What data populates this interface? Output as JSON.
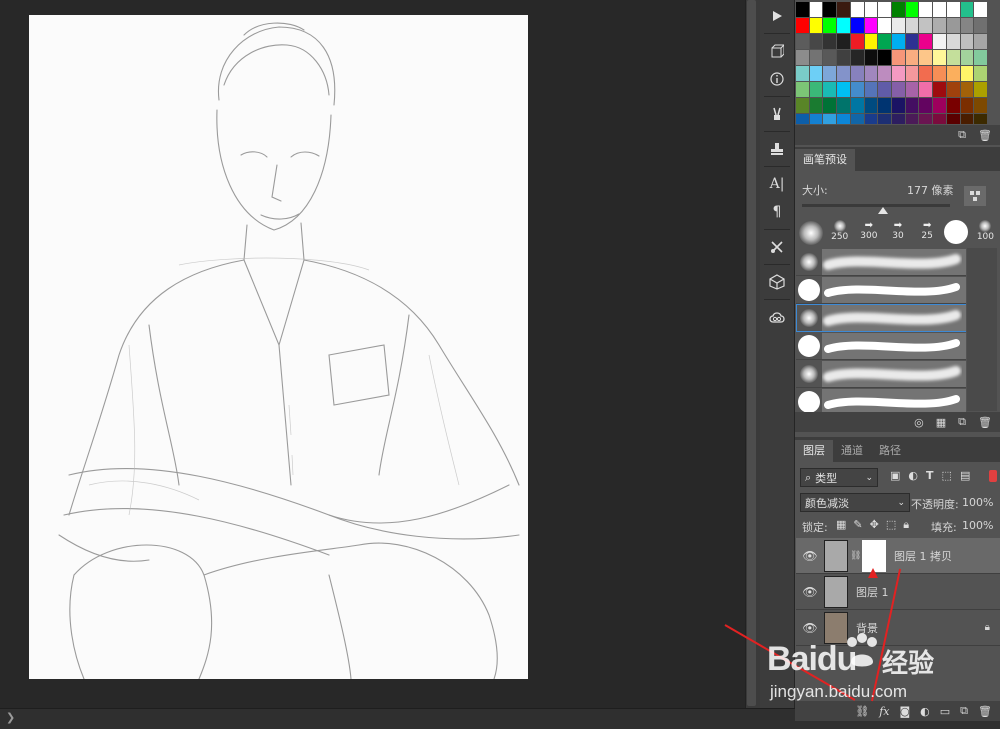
{
  "panels": {
    "brush_preset": {
      "tab_label": "画笔预设",
      "size_label": "大小:",
      "size_value": "177 像素",
      "size_slider_fraction": 0.55,
      "tip_sizes": [
        "250",
        "300",
        "30",
        "25",
        "",
        "100"
      ]
    },
    "layers": {
      "tabs": [
        "图层",
        "通道",
        "路径"
      ],
      "filter_kind": "类型",
      "blend_mode": "颜色减淡",
      "opacity_label": "不透明度:",
      "opacity_value": "100%",
      "lock_label": "锁定:",
      "fill_label": "填充:",
      "fill_value": "100%",
      "layer_items": [
        {
          "name": "图层 1 拷贝"
        },
        {
          "name": "图层 1"
        },
        {
          "name": "背景"
        }
      ]
    }
  },
  "watermark": {
    "brand": "Baidu",
    "cn": "经验",
    "url": "jingyan.baidu.com"
  },
  "colors": {
    "swatch_rows": [
      [
        "#000000",
        "#ffffff",
        "#000000",
        "#3a1a10",
        "#ffffff",
        "#ffffff",
        "#ffffff",
        "#008000",
        "#00ff00",
        "#ffffff",
        "#ffffff",
        "#ffffff",
        "#23c08c",
        "#ffffff"
      ],
      [
        "#ff0000",
        "#ffff00",
        "#00ff00",
        "#00ffff",
        "#0000ff",
        "#ff00ff",
        "#ffffff",
        "#ebebeb",
        "#d6d6d6",
        "#c2c2c2",
        "#adadad",
        "#999999",
        "#858585",
        "#707070"
      ],
      [
        "#5c5c5c",
        "#474747",
        "#333333",
        "#1f1f1f",
        "#ed1c24",
        "#fff200",
        "#00a651",
        "#00aeef",
        "#2e3192",
        "#ec008c",
        "#f2f2f2",
        "#d9d9d9",
        "#bfbfbf",
        "#a6a6a6"
      ],
      [
        "#8c8c8c",
        "#737373",
        "#595959",
        "#404040",
        "#262626",
        "#0d0d0d",
        "#000000",
        "#f69679",
        "#f9ad81",
        "#fdc689",
        "#fff799",
        "#c4df9b",
        "#a3d39c",
        "#82ca9d"
      ],
      [
        "#7accc8",
        "#6dcff6",
        "#7da7d9",
        "#8393ca",
        "#8781bd",
        "#a187be",
        "#bd8cbf",
        "#f49ac2",
        "#f5989d",
        "#f26c4f",
        "#f68e56",
        "#fbaf5d",
        "#fff568",
        "#acd372"
      ],
      [
        "#7cc576",
        "#3bb878",
        "#1abbb4",
        "#00bff3",
        "#448ccb",
        "#5574b9",
        "#605ca8",
        "#855fa8",
        "#a763a8",
        "#f06ea9",
        "#9e0b0f",
        "#a0410d",
        "#a36209",
        "#aba000"
      ],
      [
        "#598527",
        "#1a7b30",
        "#007236",
        "#00746b",
        "#0076a3",
        "#004b80",
        "#003471",
        "#1b1464",
        "#440e62",
        "#630460",
        "#9e005d",
        "#790000",
        "#7b2e00",
        "#7d4900"
      ],
      [
        "#0d5ea8",
        "#1480d1",
        "#31a0e0",
        "#0c86d8",
        "#1266a7",
        "#1a3c8c",
        "#1d2f73",
        "#2d1e60",
        "#4b1b58",
        "#6a1551",
        "#7a0c3d",
        "#5a0000",
        "#4a1d00",
        "#3c2a00"
      ]
    ],
    "accent_red": "#e22222",
    "selection_blue": "#3d8ad6"
  },
  "icons": {
    "play": "play-icon",
    "cube_info": "3d-info-icon",
    "info": "info-icon",
    "brush": "brush-icon",
    "stamp": "clone-source-icon",
    "type": "character-icon",
    "paragraph": "paragraph-icon",
    "tools": "tool-presets-icon",
    "box3d": "3d-icon",
    "cloud": "creative-cloud-icon"
  }
}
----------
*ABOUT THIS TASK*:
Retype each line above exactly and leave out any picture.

*TASK RESPONSE*:
What data populates this interface? Output as JSON.
{
  "panels": {
    "brush_preset": {
      "tab_label": "画笔预设",
      "size_label": "大小:",
      "size_value": "177 像素",
      "size_slider_fraction": 0.55,
      "tip_sizes": [
        "250",
        "300",
        "30",
        "25",
        "",
        "100"
      ]
    },
    "layers": {
      "tabs": [
        "图层",
        "通道",
        "路径"
      ],
      "filter_kind": "类型",
      "blend_mode": "颜色减淡",
      "opacity_label": "不透明度:",
      "opacity_value": "100%",
      "lock_label": "锁定:",
      "fill_label": "填充:",
      "fill_value": "100%",
      "layer_items": [
        {
          "name": "图层 1 拷贝"
        },
        {
          "name": "图层 1"
        },
        {
          "name": "背景"
        }
      ]
    }
  },
  "watermark": {
    "brand": "Baidu",
    "cn": "经验",
    "url": "jingyan.baidu.com"
  },
  "colors": {
    "swatch_rows": [
      [
        "#000000",
        "#ffffff",
        "#000000",
        "#3a1a10",
        "#ffffff",
        "#ffffff",
        "#ffffff",
        "#008000",
        "#00ff00",
        "#ffffff",
        "#ffffff",
        "#ffffff",
        "#23c08c",
        "#ffffff"
      ],
      [
        "#ff0000",
        "#ffff00",
        "#00ff00",
        "#00ffff",
        "#0000ff",
        "#ff00ff",
        "#ffffff",
        "#ebebeb",
        "#d6d6d6",
        "#c2c2c2",
        "#adadad",
        "#999999",
        "#858585",
        "#707070"
      ],
      [
        "#5c5c5c",
        "#474747",
        "#333333",
        "#1f1f1f",
        "#ed1c24",
        "#fff200",
        "#00a651",
        "#00aeef",
        "#2e3192",
        "#ec008c",
        "#f2f2f2",
        "#d9d9d9",
        "#bfbfbf",
        "#a6a6a6"
      ],
      [
        "#8c8c8c",
        "#737373",
        "#595959",
        "#404040",
        "#262626",
        "#0d0d0d",
        "#000000",
        "#f69679",
        "#f9ad81",
        "#fdc689",
        "#fff799",
        "#c4df9b",
        "#a3d39c",
        "#82ca9d"
      ],
      [
        "#7accc8",
        "#6dcff6",
        "#7da7d9",
        "#8393ca",
        "#8781bd",
        "#a187be",
        "#bd8cbf",
        "#f49ac2",
        "#f5989d",
        "#f26c4f",
        "#f68e56",
        "#fbaf5d",
        "#fff568",
        "#acd372"
      ],
      [
        "#7cc576",
        "#3bb878",
        "#1abbb4",
        "#00bff3",
        "#448ccb",
        "#5574b9",
        "#605ca8",
        "#855fa8",
        "#a763a8",
        "#f06ea9",
        "#9e0b0f",
        "#a0410d",
        "#a36209",
        "#aba000"
      ],
      [
        "#598527",
        "#1a7b30",
        "#007236",
        "#00746b",
        "#0076a3",
        "#004b80",
        "#003471",
        "#1b1464",
        "#440e62",
        "#630460",
        "#9e005d",
        "#790000",
        "#7b2e00",
        "#7d4900"
      ],
      [
        "#0d5ea8",
        "#1480d1",
        "#31a0e0",
        "#0c86d8",
        "#1266a7",
        "#1a3c8c",
        "#1d2f73",
        "#2d1e60",
        "#4b1b58",
        "#6a1551",
        "#7a0c3d",
        "#5a0000",
        "#4a1d00",
        "#3c2a00"
      ]
    ],
    "accent_red": "#e22222",
    "selection_blue": "#3d8ad6"
  },
  "icons": {
    "play": "play-icon",
    "cube_info": "3d-info-icon",
    "info": "info-icon",
    "brush": "brush-icon",
    "stamp": "clone-source-icon",
    "type": "character-icon",
    "paragraph": "paragraph-icon",
    "tools": "tool-presets-icon",
    "box3d": "3d-icon",
    "cloud": "creative-cloud-icon"
  }
}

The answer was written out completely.